◆ Record set:
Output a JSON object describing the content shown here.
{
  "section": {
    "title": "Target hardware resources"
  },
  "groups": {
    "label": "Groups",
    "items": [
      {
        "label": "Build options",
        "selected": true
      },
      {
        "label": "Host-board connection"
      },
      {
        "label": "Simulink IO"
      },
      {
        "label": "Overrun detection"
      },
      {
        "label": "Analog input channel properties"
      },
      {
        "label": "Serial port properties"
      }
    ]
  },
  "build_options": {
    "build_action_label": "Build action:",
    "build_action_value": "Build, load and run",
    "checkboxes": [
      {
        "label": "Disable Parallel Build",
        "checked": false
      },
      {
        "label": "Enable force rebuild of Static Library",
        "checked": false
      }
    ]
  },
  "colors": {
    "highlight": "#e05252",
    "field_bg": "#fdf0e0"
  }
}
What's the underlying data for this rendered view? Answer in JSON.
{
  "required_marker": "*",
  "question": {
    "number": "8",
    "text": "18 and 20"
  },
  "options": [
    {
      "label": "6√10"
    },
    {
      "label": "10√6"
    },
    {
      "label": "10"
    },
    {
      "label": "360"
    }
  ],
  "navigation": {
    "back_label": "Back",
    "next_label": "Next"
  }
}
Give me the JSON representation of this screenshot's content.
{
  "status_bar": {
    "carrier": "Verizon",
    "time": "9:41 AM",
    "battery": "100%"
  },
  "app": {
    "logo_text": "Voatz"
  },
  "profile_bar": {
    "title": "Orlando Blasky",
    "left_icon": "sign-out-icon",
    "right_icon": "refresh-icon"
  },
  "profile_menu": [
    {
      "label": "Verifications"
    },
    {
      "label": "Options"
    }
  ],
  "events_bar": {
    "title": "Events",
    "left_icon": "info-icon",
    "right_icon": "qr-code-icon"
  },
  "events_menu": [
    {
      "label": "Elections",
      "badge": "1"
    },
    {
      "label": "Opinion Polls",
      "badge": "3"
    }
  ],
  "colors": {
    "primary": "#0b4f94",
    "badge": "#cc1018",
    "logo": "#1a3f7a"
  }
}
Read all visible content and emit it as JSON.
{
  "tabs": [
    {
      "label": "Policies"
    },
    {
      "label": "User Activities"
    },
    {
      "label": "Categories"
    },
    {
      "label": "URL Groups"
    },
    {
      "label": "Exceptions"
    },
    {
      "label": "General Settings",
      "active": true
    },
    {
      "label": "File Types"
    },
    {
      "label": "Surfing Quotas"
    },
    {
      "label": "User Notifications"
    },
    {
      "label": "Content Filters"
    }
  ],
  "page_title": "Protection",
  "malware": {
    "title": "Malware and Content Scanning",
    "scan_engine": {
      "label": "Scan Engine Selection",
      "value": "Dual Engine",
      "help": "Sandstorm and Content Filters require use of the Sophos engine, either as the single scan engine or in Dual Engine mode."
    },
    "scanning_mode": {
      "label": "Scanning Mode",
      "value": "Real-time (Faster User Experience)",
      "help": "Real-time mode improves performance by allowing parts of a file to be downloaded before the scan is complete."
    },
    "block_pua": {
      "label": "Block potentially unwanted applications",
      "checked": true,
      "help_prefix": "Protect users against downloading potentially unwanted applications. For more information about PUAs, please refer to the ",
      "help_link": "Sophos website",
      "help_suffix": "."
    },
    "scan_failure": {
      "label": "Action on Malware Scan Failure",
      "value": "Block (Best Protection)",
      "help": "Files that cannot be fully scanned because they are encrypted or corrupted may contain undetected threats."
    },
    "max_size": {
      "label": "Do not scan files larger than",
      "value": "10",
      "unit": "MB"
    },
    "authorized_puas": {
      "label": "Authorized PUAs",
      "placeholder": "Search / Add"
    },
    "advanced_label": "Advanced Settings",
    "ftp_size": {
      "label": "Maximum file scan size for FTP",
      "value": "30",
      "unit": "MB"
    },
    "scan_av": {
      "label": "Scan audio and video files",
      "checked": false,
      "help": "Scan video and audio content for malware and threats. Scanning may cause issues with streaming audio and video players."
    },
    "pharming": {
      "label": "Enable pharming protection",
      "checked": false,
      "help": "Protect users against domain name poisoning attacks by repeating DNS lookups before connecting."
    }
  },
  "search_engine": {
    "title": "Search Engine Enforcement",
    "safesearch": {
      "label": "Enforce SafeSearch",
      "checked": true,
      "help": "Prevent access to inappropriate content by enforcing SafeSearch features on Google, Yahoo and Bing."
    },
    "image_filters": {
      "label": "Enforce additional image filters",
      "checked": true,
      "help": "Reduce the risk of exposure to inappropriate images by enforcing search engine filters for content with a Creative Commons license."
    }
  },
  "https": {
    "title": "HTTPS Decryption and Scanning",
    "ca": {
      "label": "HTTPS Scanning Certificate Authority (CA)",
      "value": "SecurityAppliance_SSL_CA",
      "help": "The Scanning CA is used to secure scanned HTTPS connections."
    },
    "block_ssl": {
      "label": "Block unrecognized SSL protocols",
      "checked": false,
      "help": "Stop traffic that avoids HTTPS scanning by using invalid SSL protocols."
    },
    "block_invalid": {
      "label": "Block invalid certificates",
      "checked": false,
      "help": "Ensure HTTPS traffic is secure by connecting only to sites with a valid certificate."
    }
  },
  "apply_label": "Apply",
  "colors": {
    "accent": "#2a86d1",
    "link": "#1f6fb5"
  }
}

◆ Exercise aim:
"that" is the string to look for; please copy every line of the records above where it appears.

◆ Exercise result:
      "help": "Files that cannot be fully scanned because they are encrypted or corrupted may contain undetected threats."
      "help": "Stop traffic that avoids HTTPS scanning by using invalid SSL protocols."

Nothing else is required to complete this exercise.